WHAT THIS TASK INVOLVES:
Read the data and repeat it in full, exactly.

RECORD SET:
:::::
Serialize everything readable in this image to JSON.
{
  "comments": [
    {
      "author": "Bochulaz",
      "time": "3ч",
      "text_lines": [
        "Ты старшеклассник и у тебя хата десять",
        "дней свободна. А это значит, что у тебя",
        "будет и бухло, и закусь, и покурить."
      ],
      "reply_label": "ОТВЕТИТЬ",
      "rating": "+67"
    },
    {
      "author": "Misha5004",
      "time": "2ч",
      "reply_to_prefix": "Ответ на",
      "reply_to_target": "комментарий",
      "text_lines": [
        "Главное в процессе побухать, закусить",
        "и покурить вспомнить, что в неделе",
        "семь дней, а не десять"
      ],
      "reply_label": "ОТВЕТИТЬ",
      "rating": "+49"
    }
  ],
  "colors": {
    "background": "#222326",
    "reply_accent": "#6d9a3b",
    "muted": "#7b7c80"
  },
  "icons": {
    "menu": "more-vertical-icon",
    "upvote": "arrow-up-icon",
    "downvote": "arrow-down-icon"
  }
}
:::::
REPLY:
Serialize everything readable in this image to JSON.
{
  "comments": [
    {
      "author": "Bochulaz",
      "time": "3ч",
      "text_lines": [
        "Ты старшеклассник и у тебя хата десять",
        "дней свободна. А это значит, что у тебя",
        "будет и бухло, и закусь, и покурить."
      ],
      "reply_label": "ОТВЕТИТЬ",
      "rating": "+67"
    },
    {
      "author": "Misha5004",
      "time": "2ч",
      "reply_to_prefix": "Ответ на",
      "reply_to_target": "комментарий",
      "text_lines": [
        "Главное в процессе побухать, закусить",
        "и покурить вспомнить, что в неделе",
        "семь дней, а не десять"
      ],
      "reply_label": "ОТВЕТИТЬ",
      "rating": "+49"
    }
  ],
  "colors": {
    "background": "#222326",
    "reply_accent": "#6d9a3b",
    "muted": "#7b7c80"
  },
  "icons": {
    "menu": "more-vertical-icon",
    "upvote": "arrow-up-icon",
    "downvote": "arrow-down-icon"
  }
}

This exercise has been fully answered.